From – watchdog.org – By M.D. Kittle
MILWAUKEE – In the wake of Wisconsin Watchdog’s investigation into allegations of incompetence, misconduct, and retaliation in Social Security disability appeals offices, several employees have taken their complaints to a Senate committee led by Wisconsin Sen. Ron Johnson.
An official with knowledge of the complaints said the Senate Homeland Security and Governmental Affairs Committee, chaired by the Oshkosh Republican, has received emails and other contacts from “certain people” inside the Social Security Administration’s Office of Disability Adjudication and Review.
The initial complaints came from an employee inside the Milwaukee office following Wisconsin Watchdog’s opening investigative report that found some claimants waiting more than 1,000 days for an appeals decision on their disability benefits claim.

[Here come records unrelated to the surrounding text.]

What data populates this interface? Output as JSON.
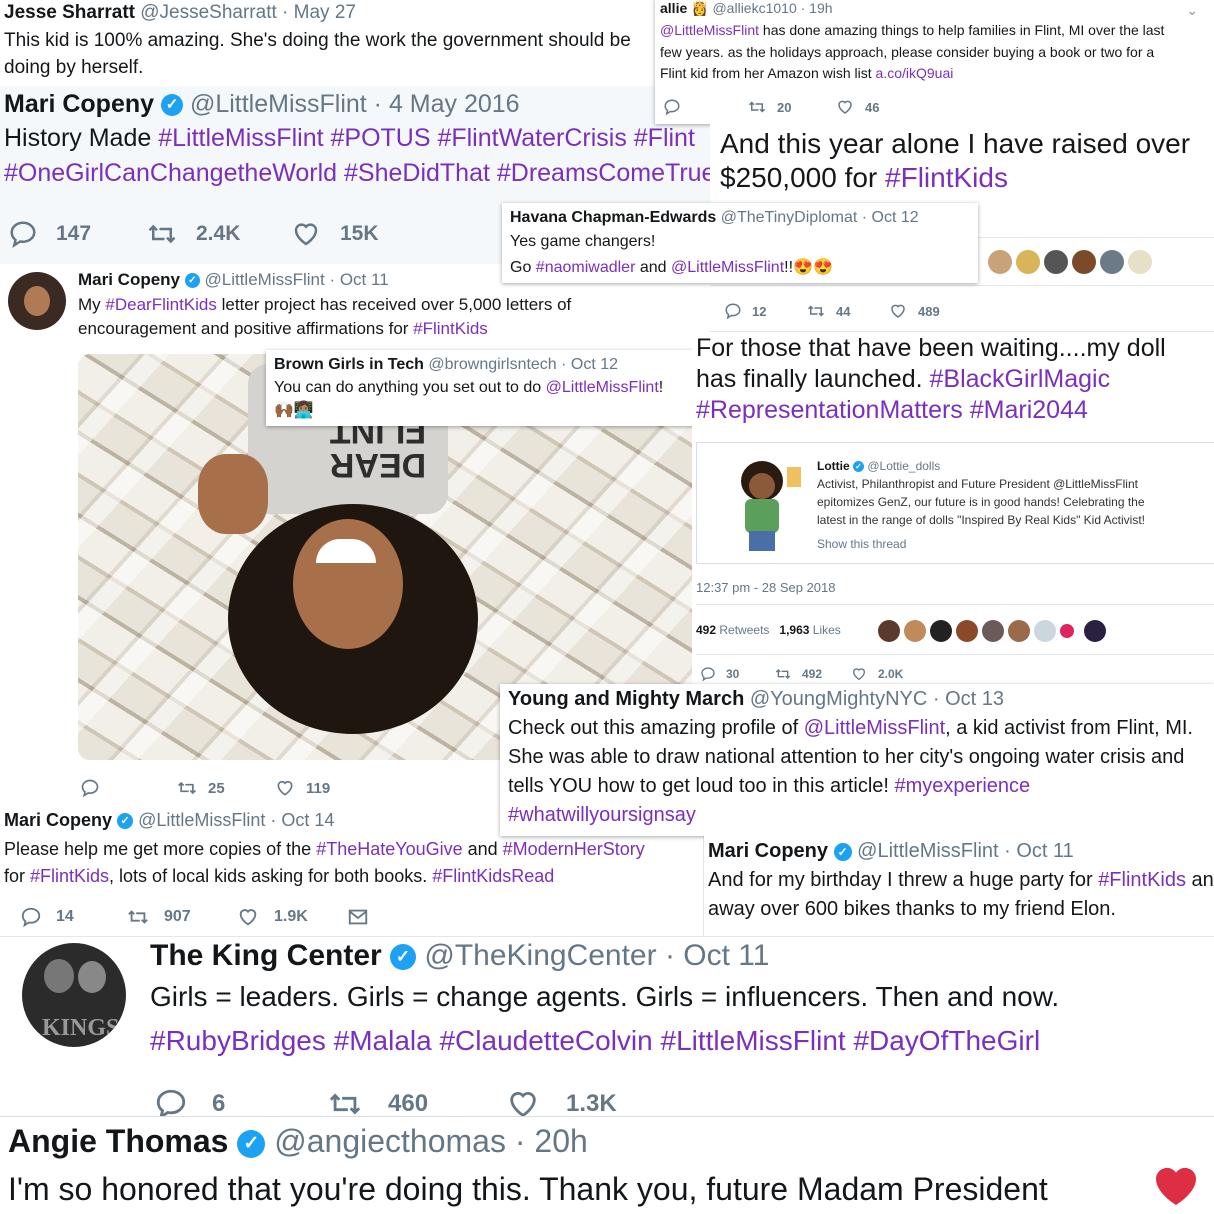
{
  "t1": {
    "name": "Jesse Sharratt",
    "handle": "@JesseSharratt · May 27",
    "line1": "This kid is 100% amazing. She's doing the work the government should be",
    "line2": "doing by herself."
  },
  "t2": {
    "name": "allie",
    "badge_emoji": "👸",
    "handle": "@alliekc1010 · 19h",
    "mention": "@LittleMissFlint",
    "line1_rest": " has done amazing things to help families in Flint, MI over the last",
    "line2": "few years. as the holidays approach, please consider buying a book or two for a",
    "line3_pre": "Flint kid from her Amazon wish list ",
    "line3_link": "a.co/ikQ9uai",
    "retweets": "20",
    "likes": "46"
  },
  "t3": {
    "name": "Mari Copeny",
    "handle": "@LittleMissFlint · 4 May 2016",
    "line1_pre": "History Made ",
    "line1_tags": "#LittleMissFlint #POTUS #FlintWaterCrisis #Flint",
    "line2_tags": "#OneGirlCanChangetheWorld #SheDidThat #DreamsComeTrue",
    "replies": "147",
    "retweets": "2.4K",
    "likes": "15K"
  },
  "t4": {
    "line1": "And this year alone I have raised over",
    "line2_pre": "$250,000 for ",
    "line2_tag": "#FlintKids",
    "replies": "12",
    "retweets": "44",
    "likes": "489"
  },
  "t5": {
    "name": "Havana Chapman-Edwards",
    "handle": "@TheTinyDiplomat · Oct 12",
    "line1": "Yes game changers!",
    "line2_pre": "Go ",
    "line2_m1": "#naomiwadler",
    "line2_mid": " and ",
    "line2_m2": "@LittleMissFlint",
    "line2_end": "!!😍😍"
  },
  "t6": {
    "name": "Mari Copeny",
    "handle": "@LittleMissFlint · Oct 11",
    "line1_pre": "My ",
    "line1_tag": "#DearFlintKids",
    "line1_rest": " letter project has received over 5,000 letters of",
    "line2_pre": "encouragement and positive affirmations for ",
    "line2_tag": "#FlintKids",
    "photo_shirt": "DEAR FLINT",
    "retweets": "25",
    "likes": "119"
  },
  "t7": {
    "name": "Brown Girls in Tech",
    "handle": "@browngirlsntech · Oct 12",
    "line1_pre": "You can do anything you set out to do ",
    "line1_mention": "@LittleMissFlint",
    "line1_end": "!",
    "emoji": "🙌🏾👩🏽‍💻"
  },
  "t8": {
    "line1": "For those that have been waiting....my doll",
    "line2_pre": "has finally launched. ",
    "line2_tag": "#BlackGirlMagic",
    "line3": "#RepresentationMatters #Mari2044"
  },
  "t9": {
    "name": "Lottie",
    "handle": "@Lottie_dolls",
    "line1": "Activist, Philanthropist and Future President @LittleMissFlint",
    "line2": "epitomizes GenZ, our future is in good hands!  Celebrating the",
    "line3": "latest in the range of dolls \"Inspired By Real Kids\" Kid Activist!",
    "thread_link": "Show this thread",
    "timestamp": "12:37 pm - 28 Sep 2018",
    "retweets_count": "492",
    "retweets_label": "Retweets",
    "likes_count": "1,963",
    "likes_label": "Likes",
    "replies": "30",
    "retweets": "492",
    "likes": "2.0K"
  },
  "t10": {
    "name": "Young and Mighty March",
    "handle": "@YoungMightyNYC · Oct 13",
    "line1_pre": "Check out this amazing profile of ",
    "line1_mention": "@LittleMissFlint",
    "line1_rest": ", a kid activist from Flint, MI.",
    "line2": "She was able to draw national attention to her city's ongoing water crisis and",
    "line3_pre": "tells YOU how to get loud too in this article! ",
    "line3_tag": "#myexperience",
    "line4_tag": "#whatwillyoursignsay"
  },
  "t11": {
    "name": "Mari Copeny",
    "handle": "@LittleMissFlint · Oct 14",
    "line1_pre": "Please help me get more copies of the ",
    "line1_tag1": "#TheHateYouGive",
    "line1_mid": " and ",
    "line1_tag2": "#ModernHerStory",
    "line2_pre": "for ",
    "line2_tag1": "#FlintKids",
    "line2_mid": ", lots of local kids asking for both books. ",
    "line2_tag2": "#FlintKidsRead",
    "replies": "14",
    "retweets": "907",
    "likes": "1.9K"
  },
  "t12": {
    "name": "Mari Copeny",
    "handle": "@LittleMissFlint · Oct 11",
    "line1_pre": "And for my birthday I threw a huge party for ",
    "line1_tag": "#FlintKids",
    "line1_cut": " an",
    "line2": "away over 600 bikes thanks to my friend Elon."
  },
  "t13": {
    "name": "The King Center",
    "handle": "@TheKingCenter · Oct 11",
    "line1": "Girls = leaders. Girls = change agents. Girls = influencers. Then and now.",
    "line2_tags": "#RubyBridges #Malala #ClaudetteColvin #LittleMissFlint #DayOfTheGirl",
    "avatar_text": "KINGS",
    "replies": "6",
    "retweets": "460",
    "likes": "1.3K"
  },
  "t14": {
    "name": "Angie Thomas",
    "handle": "@angiecthomas · 20h",
    "line1": "I'm so honored that you're doing this. Thank you, future Madam President"
  },
  "colors": {
    "hashtag": "#7b2fbe",
    "verified": "#1da1f2",
    "muted": "#657786",
    "heart": "#e0245e"
  },
  "icons": {
    "reply": "reply-icon",
    "retweet": "retweet-icon",
    "like": "heart-icon",
    "message": "envelope-icon",
    "verified": "verified-badge-icon",
    "chevron": "chevron-down-icon"
  }
}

Following Wednesday’s story of a whistleblower in the Madison ODAR office, the committee has received more specific complaints about retaliation against employees, the source said.
Committee staff members sent the latest Watchdog piece to SSA administrators hoping they will “cooperate,” the source said. To date, the agency has been less than cooperative.
“This is an ongoing process, and they are not always as forthcoming as we’d like them to be,” the source said. “Hopefully with your continued reporting, this is an issue they can’t duck.”
A Senate committee member said officials there are working with the Office of Special Counsel on “multiple whistleblower retaliation claims.” The committee continues to request information from the SSA.
The whistleblower in the Madison office claims management retaliated against her after she was called to testify in a misconduct case. The incident involved “inappropriate behavior” by an administrative law judge, she said.
“They are so corrupt. It’s absolutely horrible,” said the woman, a lead case technician in the Madison Office of Disability Adjudication and Review.
She spoke on condition of anonymity, fearing more retribution from her supervisors. While she said recounting her particular experiences will more than likely betray her identity anyway, the ODAR case worker insisted she has had enough.
“I’m at point where they don’t care about me, I don’t see why I’m protecting them. This is my last resort,” she said. “I want to do my work without fear of retaliation.”
She said she has contacted the Senate committee.
“I forwarded my information to them and I got an email back from them. They said people are coming out of the woodwork with their complaints (about ODAR) following your story,” the whistleblower said.
Ronald Klym, a long-time senior legal assistant in the Milwaukee ODAR office, alleges he has been retaliated against by supervisors for going public with his charges of incompetence and misconduct in the agency.
The federal employee, who has worked for SSA for 16 years, provided Wisconsin Watchdog with documents showing extremely long wait times for claimants appealing their denied applications for benefits.
Doug Nguyen, SSA regional spokesman, in a previous story said the agency acknowledges that Milwaukee ODAR has a “high average processing time for disability appeal hearings, and we are working to address the issue.”
Beyond the delays is what Klym calls the “shell game,” the wholesale transferring of cases to other parts of the country by administrators to make the Milwaukee office’s numbers look better than they are.
The Madison office whistleblower confirmed Klym’s allegations, saying at one point she saw 2,000 cases from the Milwaukee office handed off to the Oak Brook operation.
Nguyen has said he cannot comment on internal personnel matters.